- You have the wrong parents. One of the most powerful influences on how efficiently your body burns calories is your genes.
- You’re an adult. It takes a lot of energy to grow up. Once you’re full grown, you won’t burn as many calories while you sleep or sit as you used to.
- You’re 5 foot 2. A tall person, with more body surface area, typically has a more efficient basal metabolic rate (BMR) than a shorter person of equal weight. BMR accounts for 50 to 60 percent of the calories expended every day. Read more…
Sure – a brisk walk may be more advantageous than a leisurely one for physical health, but sometimes a leisurely walk is better for mental health. You might even learn things – or at least find something to wonder about.
During a recent trip to Nashville [ask about our new grandbaby!], I often took advantage of a nearby walking trail, part of the Smyrna Greenway System.
One sunny Sunday afternoon five of us decided to hit the trail, which lent itself to what I would call a conversation walk.
I love conversation walks. You’re not just sitting and talking; you feel like you’re accomplishing something. You’re going somewhere, even if when you get there you turn around and come back. It takes little physical energy and even less mental energy.
Walking in a group also give us a chance to wonder out loud.
About Horse Apples, for instance…
“I think they’re called horse apples.”
“Why do they call them horse apples? Is it because horses eat them?” Read more…
Well, it looks like living to 107 is out! A recent blood test indicated that my total cholesterol level is way too high!
Needless to say, I was shocked. I thought I was taking care of myself!
Surely it’s not diet!
I think I eat well: lean beef and/or chicken breast maybe twice a week, no bacon in months, a quarter-cup or so of grated cheese on salads, occasionally indulging in desserts at potlucks, fresh fruits and vegetables always available.
Fried foods? Rare to non-existent in our house. Pasta? It’s been weeks since we’ve eaten either macaroni and cheese or spaghetti, though we’ve had some rice lately.
Maybe it’s genetic.

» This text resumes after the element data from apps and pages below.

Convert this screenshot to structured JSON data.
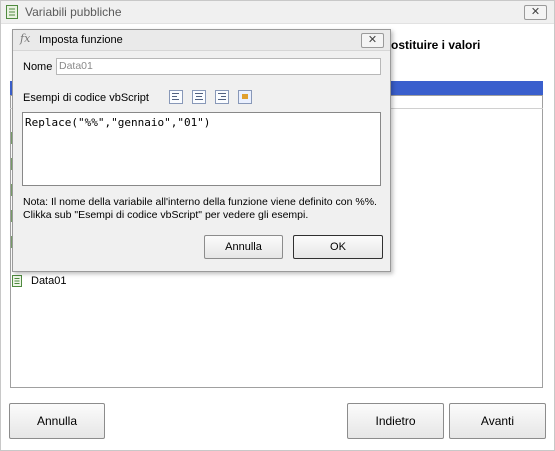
{
  "window": {
    "title": "Variabili pubbliche",
    "close_label": "✕",
    "header_text": "ostituire i valori"
  },
  "list": {
    "items": [
      {
        "label": "Data01",
        "icon": "document-icon"
      }
    ]
  },
  "buttons": {
    "annulla": "Annulla",
    "indietro": "Indietro",
    "avanti": "Avanti"
  },
  "dialog": {
    "title": "Imposta funzione",
    "title_icon": "fx",
    "close_label": "✕",
    "nome_label": "Nome",
    "nome_value": "Data01",
    "esempi_label": "Esempi di codice vbScript",
    "toolbar_icons": [
      "align-left-icon",
      "align-center-icon",
      "align-right-icon",
      "image-icon"
    ],
    "code": "Replace(\"%%\",\"gennaio\",\"01\")",
    "note_line1": "Nota: Il nome della variabile all'interno della funzione viene definito con %%.",
    "note_line2": "Clikka sub \"Esempi di codice vbScript\" per vedere gli esempi.",
    "annulla": "Annulla",
    "ok": "OK"
  },
  "colors": {
    "accent_band": "#3a5fcd",
    "dialog_bg": "#f0f0f0"
  }
}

Diabetes, maybe, but not heart disease. My mother, who admits to being overweight, was diagnosed with high cholesterol in her 70’s, and although he was a paraplegic the last two decades of his life (the result of a high school football accident), my dad’s heart and lungs were still strong into his 80’s.
What to do now?
First thing, see a doctor for a long overdue checkup. We don’t have many choices in this little town, but from what a friend said, I thought Dr. G would not be quick to recommend medication. And I was right. Read more…
Ever since listening to Krista Tippett’s interview with Stuart Brown this past Sunday morning, I’ve been observing and thinking about the value of play. Play is not only helpful in the physical, social, emotional and mental development of children, but without play, even adults don’t function as well as we should. According to Mr. Brown, founder of the National Institute for Play,
“[Play] is uniquely and intrinsically rewarding. It generates optimism, seeks out novelty, makes perseverance fun, leads to mastery, gives the immune system a bounce, fosters empathy and promotes a sense of belonging and community. Each of these play by-products are indices of personal health, and their shortage predicts impending health problems and personal fragility.” Read more…
Infancy: Grabbing Independence
My son and daughter-in-law have produced a video of their baby girl’s attempts to crawl. She rocks back and forth, happy yet apprehensive, not knowing quite how to start. She tries, falls on her face, gets up and tries again, while her mother holds out her hands in encouragement. [Cute, isn't she?]
What if she had given up after the 15th or 20th or 30th time she tried? Would she be pulling herself up now, about to walk? Why has she kept on, when each stage is so difficult, sometimes taking weeks or months from when she first tried it? Read more…